Also in decision VIII/21 (paragraph 7), the COP requested the Executive Secretary, in collaboration with the United Nations Division for Ocean Affairs and the Law of the Sea (DOALOS), and other relevant international organizations, to further analyse and explore options for preventing and mitigating the impacts of some activities to selected seabed habitats and report the findings to future meetings of the Subsidiary Body on Scientific, Technical and Technological Advice.

In response, the SCBD, in collaboration with DOALOS, prepared an information document called Options for Preventing and Mitigating the Impacts of Some Activities to Selected Seabed Habitats (UNEP/CBD/SBSTTA/13/INF/13). The document describes a number of options for preventing and mitigating the impacts of some activities on selected seabed habitats, particularly hydrothermal vent, cold-seep, seamount, cold-water coral and sponge-reef ecosystems, each of which contains high levels of endemism and diversity, and is a potential source of new genetic resources with potential commercial applications. These options include (i) the use of codes of conduct, guidelines and principles; (ii) permits and environmental impact assessments; (iii) area-based management of uses, including through establishment of marine protected areas; and (iv) ecosystem-based and integrated management approach.

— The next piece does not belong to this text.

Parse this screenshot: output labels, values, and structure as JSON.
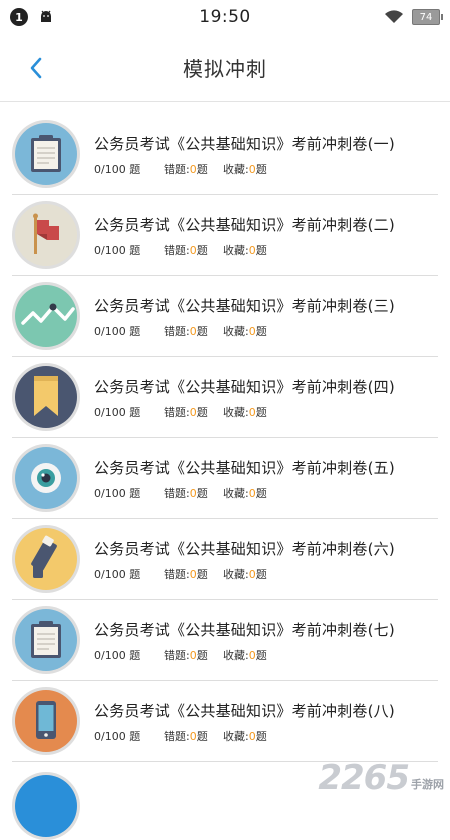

Synthesis and Review of the Best Available Scientific Studies on Priority Areas for Biodiversity Conservation in Marine Areas Beyond National Jurisdiction

In response to decision VIII/24 on protected areas (involving options for cooperation for the establishment of marine protected areas in marine areas beyond the limits of national jurisdiction), the SCBD produced an information document titled Synthesis and Review of the Best Available Scientific Studies on Priority Areas for Biodiversity Conservation in Marine Areas Beyond National Jurisdiction (UNEP/CBD/SBSTTA/13/INF/11). The study concluded that there is clear evidence of detrimental human impacts to cold-water coral, sponge reefs and seamounts, supporting the need for undertaking conservation action even if our scientific understanding of these ecosystems is still imperfect. It also noted that major existing and potential anthropogenic threats include destructive fishing and marine scientific research, as well asbioprospecting and mining.

Development of an Interactive Map (IMap) and Review of Spatial Databases Containing Information on Marine Areas Beyond the Limits of National Jurisdiction

In response to the same decision, the SCBD and the UNEP World Conservation Monitoring Center (WCMC), collaborated on developing an up-to-date, on-line, Interactive Map (IMAP) of High Seas Marine Protected Areas (MPAs) and Key Habitat Distribution . An information document, Development of an Interactive Map (IMap) and Review of Spatial Databases Containing Information on Marine Areas Beyond the Limits of National Jurisdiction (UNEP/CBD/SBSTTA/13/INF/12), was also produced.

Expert Workshop on Ecological Criteria and Biogeographic Classification Systems

Also in response to this decision VIII/24, the Expert Workshop on Ecological Criteria and Biogeographic Classification Systems for marine areas in need of protection, organized by the SCBD with financial support from the Government of Portugal (2-4 October 2007, Azores, Portugal), developed:

(a) A consolidated set of scientific criteria for identifying ecologically or biologically significant marine areas in need of protection, in open-ocean waters and deep-sea habitats; and

(b) A consolidated set of scientific criteria for representative networks of marine protected areas, including in open-ocean waters and deep-sea habitats.

The Expert Workshop also described four initial steps to be taken in the development of such networks. The Workshop reviewed biogeographical and ecological classification systems for delineating ocean regions and ecosystems and put forward recommendations for further work. Details are provided in the workshop report.

  • United Nations
  • United Nations Environment Programme